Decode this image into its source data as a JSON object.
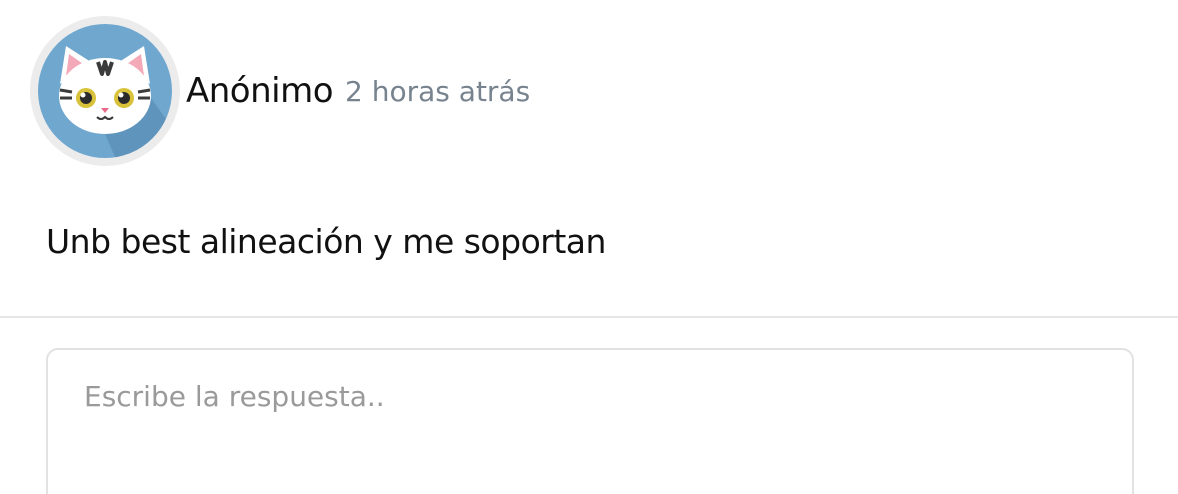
{
  "post": {
    "author": "Anónimo",
    "time": "2 horas atrás",
    "avatar_icon": "cat-avatar-icon",
    "text": "Unb best alineación y me soportan"
  },
  "reply": {
    "placeholder": "Escribe la respuesta..",
    "value": ""
  },
  "colors": {
    "avatar_bg": "#6fa7cf",
    "avatar_ring": "#ececec",
    "time_text": "#77838e",
    "placeholder": "#9a9a9a"
  }
}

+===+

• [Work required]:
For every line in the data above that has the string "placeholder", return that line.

• [Expected output]:
    "placeholder": "Escribe la respuesta..",
    "placeholder": "#9a9a9a"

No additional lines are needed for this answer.